Corporate America Is Hoarding Tons of Cash: Why In the World Would Obama Think About Giving Them More Tax Cuts?
Continued from previous page
That might make good sense in a rational world in which intellectually honest parties made serious arguments about how best to further the common good. That is not the case, however, and the real danger in implementing a “temporary” payroll tax break is that when it is set to expire – perhaps in the heat of an election – conservatives will accuse anyone who doesn't vote to extend the cuts, perhaps indefinitely, of “raising taxes” on “job producers.” This is what has happened with Bush's “temporary” tax cuts – cuts that were set to expire last year, but remain on the books despite the fact that they represent the biggest driver of the federal deficit over the next decade.
If the “temporary” cut to the payroll tax were similarly extended, it would result in turning a completely false conservative talking point into a reality. In the real world, Social Security's finances are not only very solid, the program also hasn't added a penny to the federal deficit. If the loss in payroll tax revenues were made up out of the general fund (as the workers' payroll tax holiday is structured), that would change the program's long-run financial picture dramatically. Suddenly, Social Security would be adding to the deficit, which would make defending the program that much harder.
That the White House would consider making such a gamble for such a modest potential payoff isn't just a sign that they underestimate their opponents' tendency toward scorched-earth tactics; Obama's advisers appear to have genuinely embraced some of the corporate right's most dubious arguments. As Dave Johnson noted last week, “White House economic adviser Austan Goolsbee argued against efforts to boost the economy, saying that the jobs market 'is on a trajectory of improvement'," and Gene Sperling, another top adviser, embraced the ludicrous notion that employers aren't hiring because of some ill-defined lack of “confidence” caused by high deficits.
Even worse, last week the White House rejected a modestly priced jobs bill Senate Dems had cooked up, saying that it was “too expensive.” At issue was the fact that it would have cost $175 million dollars more than the White House had requested for an existing jobs program – that's about what it costs to keep troops in Iraq and Afghanistan for nine hours.
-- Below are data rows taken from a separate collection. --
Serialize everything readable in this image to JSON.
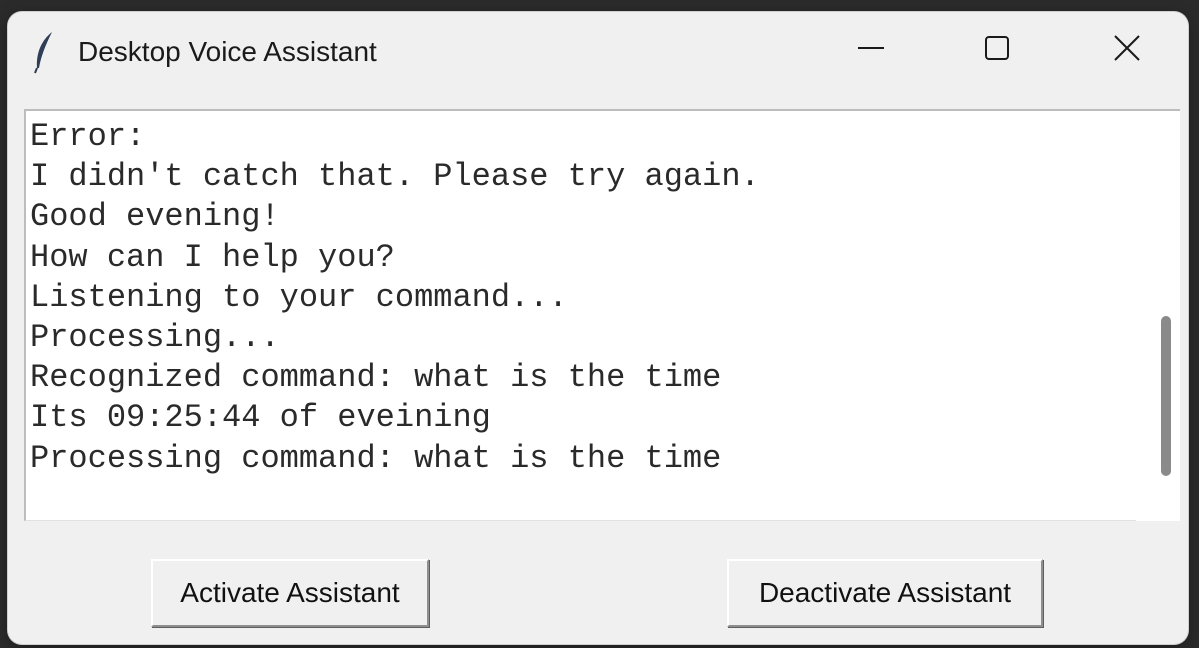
{
  "window": {
    "title": "Desktop Voice Assistant",
    "icon": "feather-icon",
    "controls": {
      "minimize": "minimize-icon",
      "maximize": "maximize-icon",
      "close": "close-icon"
    }
  },
  "output": {
    "lines": [
      "Error:",
      "I didn't catch that. Please try again.",
      "Good evening!",
      "How can I help you?",
      "Listening to your command...",
      "Processing...",
      "Recognized command: what is the time",
      "Its 09:25:44 of eveining",
      "Processing command: what is the time"
    ]
  },
  "buttons": {
    "activate_label": "Activate Assistant",
    "deactivate_label": "Deactivate Assistant"
  }
}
This is all consistent with the administration's decision to try to thread a difficult needle on spending, deficit reduction and job creation. Rather than push back on the core idea that cutting deficits in the midst of a painfully slow “recovery” is anything but madness, they've tried to walk a line that says, "yes, the deficit is a pressing problem, but we'll address it in ways that are less painful than our Republican adversaries."
And the problem with that is simple economics: inflicting deep cuts to the public sector to finance more tax cuts for the wealthy is bad policy that can't lead to anything other than more economic pain for America's working majority.
Joshua Holland is an editor and senior writer at AlterNet. He is the author of The 15 Biggest Lies About the Economy: And Everything else the Right Doesn't Want You to Know About Taxes, Jobs and Corporate America . Drop him an email or follow him on Twitter .